Archive | December, 2014

Let’s have a butchers …

31 Dec
Here is Princes Avenue’s sole remaining butcher’s shop, T L Norman. Now it’s been called T L Norman for longer than I’ve lived in Hull but Mr Norman retired a while ago and it’s now run by some body else. Looking for something to say about this I found that there used to be six butchers on the avenue, I can only remember two others. They are now either a café or a bar along with just about every other shop that used to trade in this street.

This miserable year appears to have run out of days … more of the same tomorrow then! Oh and remember; “Better the butcher than the meat.”. 

Two statues

30 Dec
Continuing in the vein of stuff that somehow didn’t get posted earlier here are two statues from Beverley Minster. On the left King Æthelstan who, I am informed, came along to Beverley Minster to see the tomb of Saint John of Beverley (shown on the right as a bishop) before going off to kill a few hundred Scots and Danes, which was the style at the time. Both statues are made of lead and painted to match the stone interior, they date from the 18th century. Beverley Minster owes a lot to these two, King Æth. for his “pious munificence” and St J. for his bones which brought in the tourists, erm sorry, pilgrims.

Here’s one I did earlier

29 Dec

Somehow this one didn’t get posted in August when I took it. It’s underneath Chanterlands Avenue rail bridge. It was at about this time (and those of you with a weak stomach may wish to leave now) that the local rag ran a story of “inch long maggots” falling from this bridge onto the heads of unsuspecting pedestrians. It seems the rail company (or the Council, it was never clear who) had put up netting to keep pigeons from nesting but which instead trapped said birds (I saw at least two there may have been more) and led to a prolonged death by starvation and with the warm weather an inevitable host of maggots which left the rotting corpse when ready to pupate, falling like some biblical plague on the sinners below. The Council was informed and the Council sent an officer round to inspect and to write a report and then the Council undertook to study the report carefully and the Council said it would take swift and appropriate action should it be deemed necessary …

Some scrapings from the bottom of the barrel

28 Dec

I’ve not been out and about much lately what with colds, seasonal social interference aka Xmas, looking after a large black dog and so on. So I’ve been sifting through pictures taken earlier this year and came across this bunch all from Humber Dock Street or nearby and all pretty similar so I thought I’d bunch them all up in one big post. The first two are the Minerva which I have shown in daylight here and here.

Below is the award-winning restaurant 1884 which I posted just before it opened here.

Thieving Harry’s I posted recently here.

Sign of authority

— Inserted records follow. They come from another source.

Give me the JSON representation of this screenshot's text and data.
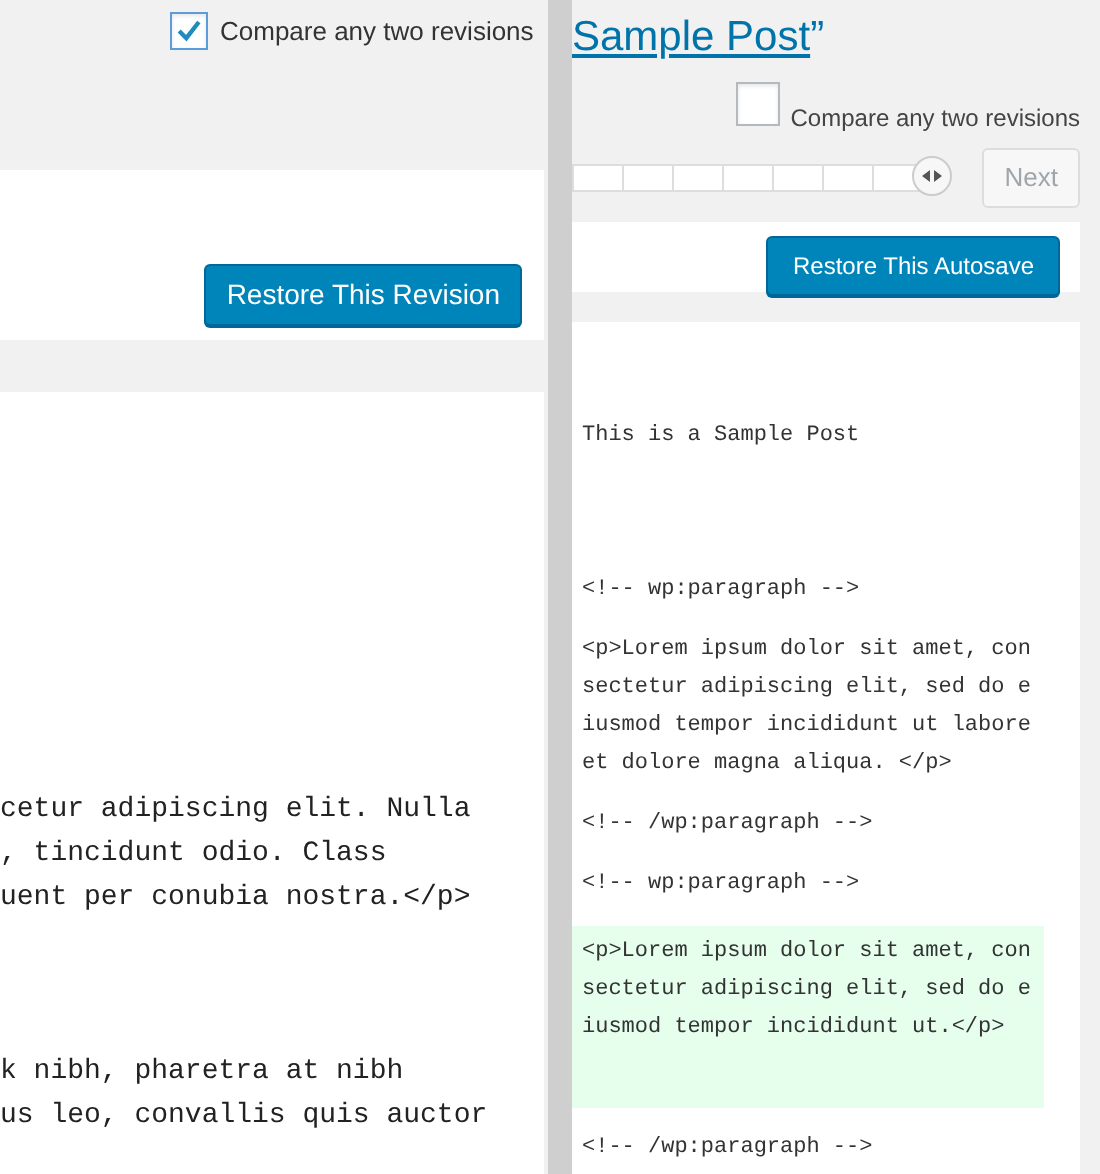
{
  "left_panel": {
    "compare_checkbox": {
      "label": "Compare any two revisions",
      "checked": true
    },
    "restore_button": "Restore This Revision",
    "paragraphs": [
      [
        "cetur adipiscing elit. Nulla",
        ", tincidunt odio. Class",
        "uent per conubia nostra.</p>"
      ],
      [
        "k nibh, pharetra at nibh",
        "us leo, convallis quis auctor"
      ]
    ]
  },
  "right_panel": {
    "title_link": "Sample Post",
    "title_quote": "”",
    "compare_checkbox": {
      "label": "Compare any two revisions",
      "checked": false
    },
    "slider": {
      "level": 1
    },
    "next_button": {
      "label": "Next",
      "disabled": true
    },
    "restore_button": "Restore This Autosave",
    "blocks": [
      {
        "kind": "text",
        "text": "This is a Sample Post"
      },
      {
        "kind": "comment",
        "text": "<!-- wp:paragraph -->"
      },
      {
        "kind": "text",
        "text": "<p>Lorem ipsum dolor sit amet, consectetur adipiscing elit, sed do eiusmod tempor incididunt ut labore et dolore magna aliqua. </p>"
      },
      {
        "kind": "comment",
        "text": "<!-- /wp:paragraph -->"
      },
      {
        "kind": "comment",
        "text": "<!-- wp:paragraph -->"
      },
      {
        "kind": "added",
        "text": "<p>Lorem ipsum dolor sit amet, consectetur adipiscing elit, sed do eiusmod tempor incididunt ut.</p>"
      },
      {
        "kind": "comment",
        "text": "<!-- /wp:paragraph -->"
      }
    ]
  }
}
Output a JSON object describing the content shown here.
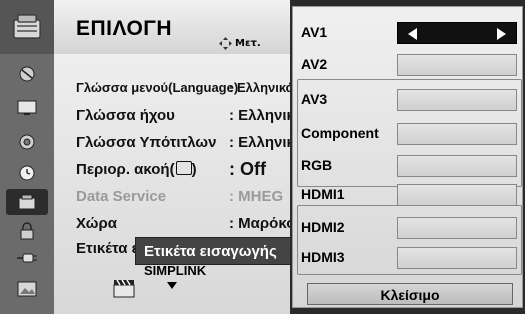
{
  "menu": {
    "title": "ΕΠΙΛΟΓΗ",
    "move_hint": "Μετ.",
    "categories": [
      {
        "icon": "satellite-dish-icon",
        "active": false
      },
      {
        "icon": "tv-screen-icon",
        "active": false
      },
      {
        "icon": "audio-speaker-icon",
        "active": false
      },
      {
        "icon": "clock-icon",
        "active": false
      },
      {
        "icon": "options-box-icon",
        "active": true
      },
      {
        "icon": "lock-icon",
        "active": false
      },
      {
        "icon": "usb-plug-icon",
        "active": false
      },
      {
        "icon": "photo-frame-icon",
        "active": false
      }
    ],
    "rows": [
      {
        "label": "Γλώσσα μενού(Language)",
        "value": ": Ελληνικά",
        "small": true,
        "dim": false
      },
      {
        "label": "Γλώσσα ήχου",
        "value": ": Ελληνικά",
        "small": false,
        "dim": false
      },
      {
        "label": "Γλώσσα Υπότιτλων",
        "value": ": Ελληνικά",
        "small": false,
        "dim": false
      },
      {
        "label": "Περιορ. ακοή(",
        "value": ": Off",
        "small": false,
        "dim": false
      },
      {
        "label": "Data Service",
        "value": ": MHEG",
        "small": false,
        "dim": true
      },
      {
        "label": "Χώρα",
        "value": ": Μαρόκο",
        "small": false,
        "dim": false
      },
      {
        "label": "Ετικέτα εισ",
        "value": "",
        "small": false,
        "dim": false
      }
    ],
    "closed_caption_suffix": ")",
    "tooltip": "Ετικέτα εισαγωγής",
    "simplink": "SIMPLINK"
  },
  "inputs": {
    "items": [
      {
        "name": "AV1",
        "selected": true
      },
      {
        "name": "AV2",
        "selected": false
      },
      {
        "name": "AV3",
        "selected": false
      },
      {
        "name": "Component",
        "selected": false
      },
      {
        "name": "RGB",
        "selected": false
      },
      {
        "name": "HDMI1",
        "selected": false
      },
      {
        "name": "HDMI2",
        "selected": false
      },
      {
        "name": "HDMI3",
        "selected": false
      }
    ],
    "close_label": "Κλείσιμο"
  }
}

27 Dec
Tucked away in a little brick hut and behind steel grills the harbour master’s office near Drypool bridge is a reminder that, from the Humber to the northern boundary of the city of Hull, the navigation authority on the river Hull is Hull City Council. HCC’s website informs us that “A harbour master is on duty from three hours before high water (HW) Hull (Albert Dock) until HW or later if required, except Sundays” and that the HM is responsible for the operation of the movable bridges that link both halves of this fair city. Actually I don’t think the harbour master works from this building any more as his/her address is the Guildhall, Alfred Gelder Street, and given that hardly any navigating seems to go on nowadays the post must almost be a sinecure. 

Festive fun

26 Dec

And how did you spend your Christmas morning? Why trying to identify this fungus since you ask. And did you succeed in your mycological quest? Erm, no. The best I can come up with is that it’s a bracket fungi (well, d’oh!) possibly an Alder Bracket though, as all the guides say, identification is tricky.  These guys are sprouting out of that dead chestnut tree I posted a while back on the ‘decay’ theme day .
Here they are with a bit of colour.

The weekend in black and white should be here if it hasn’t been consumed by all the seasonal goings-on.

Dolls are for life and not just for Christmas

25 Dec

Thank you Margot for this image of poor neglected Louise.